The crowd thinned the closer they came to the security deck. The corridors narrowed as Don and Sarah ran toward an open door. He spotted a pair of armored bodies on the floor near the monitor consoles. Holding the sword awkwardly in front of him, he stepped into the security station, keeping his body between Sarah and the interior. A few of the monitors showed flickering images, but to his eyes nothing else appeared damaged.

A low chuckle emerged from somewhere above him. He looked up and saw wires and cables through the mesh grates threaded across the ceiling. A good place for someone to hide…

“You took your time, my friends. I was hoping to speak to you sooner than this.”

Though the voice was unfamiliar, the cadence was unmistakable. Horror crawled across every inch of Don’s skin. “So… you can talk through your hidden slaves now?” he demanded, trying to get a fix on the sleeper’s position.

“When my signal isn’t being blocked, yes.” Another laugh rolled through the room. Don thought he heard a creaking grate but couldn’t catch a glimpse of anyone. “The engineers who designed this marvel were more insightful than they knew. The communication systems here were on lockdown until my agent reactivated them. I couldn’t contact any of my other appendages, forcing them to rely on simple, programmed commands. But now…”

The voice above turned slightly labored, as if pained. “You’re lucky you arrived when you did. This unit is already burning out. It wouldn’t have lasted if you’d been any slower, and I did so want to speak to you first.”

“So, you’re killing your own people now?” Sarah grated, her voice trembling with anger. “I thought you wanted to save humanity?” She spat the emphasized word out in disgust.

“I do, Sarah. But when you shelter so many within yourself, spending a life here and there for the greater good is of little consequence.”

Scowling with revulsion, Don shook his head. “You’re sickening, Eden.”

“Has our relationship devolved into petty insults now, Don?” The voice gave a sigh. “How disappointing. But you can’t dampen my excitement, I’m afraid. As hard as it was to lose you, I’m glad you’ve until survived now. I’m so looking forward to meeting you all in person.”

“Enough of this!” Don growled. “If you’re here to kill me, stop hiding and get on with it!”

“You misunderstand. This body is only a temporary vessel… a prelude to my grand entrance. I can’t wait for you to see what I have in store.
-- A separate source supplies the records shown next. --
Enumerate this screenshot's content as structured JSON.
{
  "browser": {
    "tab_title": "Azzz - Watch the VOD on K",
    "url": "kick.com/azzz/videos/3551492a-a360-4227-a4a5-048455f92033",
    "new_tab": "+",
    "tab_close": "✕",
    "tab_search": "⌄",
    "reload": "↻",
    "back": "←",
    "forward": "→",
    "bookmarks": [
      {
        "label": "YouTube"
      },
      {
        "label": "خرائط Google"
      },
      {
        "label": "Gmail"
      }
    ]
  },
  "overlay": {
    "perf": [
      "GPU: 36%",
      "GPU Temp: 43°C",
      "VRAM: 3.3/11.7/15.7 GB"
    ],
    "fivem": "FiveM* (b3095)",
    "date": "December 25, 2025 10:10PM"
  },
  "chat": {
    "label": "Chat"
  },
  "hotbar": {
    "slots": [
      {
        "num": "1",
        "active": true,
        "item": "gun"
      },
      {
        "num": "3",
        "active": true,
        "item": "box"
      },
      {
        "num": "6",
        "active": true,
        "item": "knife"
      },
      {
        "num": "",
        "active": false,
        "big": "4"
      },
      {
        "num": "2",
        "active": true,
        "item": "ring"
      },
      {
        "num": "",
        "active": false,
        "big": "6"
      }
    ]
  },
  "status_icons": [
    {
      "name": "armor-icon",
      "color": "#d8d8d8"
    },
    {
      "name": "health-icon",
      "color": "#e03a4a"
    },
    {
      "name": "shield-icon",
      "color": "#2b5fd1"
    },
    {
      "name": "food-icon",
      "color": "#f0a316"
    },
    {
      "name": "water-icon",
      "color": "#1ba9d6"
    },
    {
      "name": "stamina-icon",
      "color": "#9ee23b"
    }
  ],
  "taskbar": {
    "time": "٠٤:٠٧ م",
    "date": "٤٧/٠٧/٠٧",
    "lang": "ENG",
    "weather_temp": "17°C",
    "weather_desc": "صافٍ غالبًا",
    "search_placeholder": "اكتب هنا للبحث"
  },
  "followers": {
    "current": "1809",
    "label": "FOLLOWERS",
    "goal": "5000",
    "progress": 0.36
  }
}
You, Sarah, Michael… my mother…”

Anticipatory delight remained in the tone, but the voice dwindled to a soft murmur. A loud thud sounded behind Don and Sarah, and they started and whirled around. A pale man, several bullet wounds visible in his chest, lay on the floor, gasping weakly, with a tired smile fixed on his mouth. “I will see you… soon, Don…”

The face relaxed as the body grew still.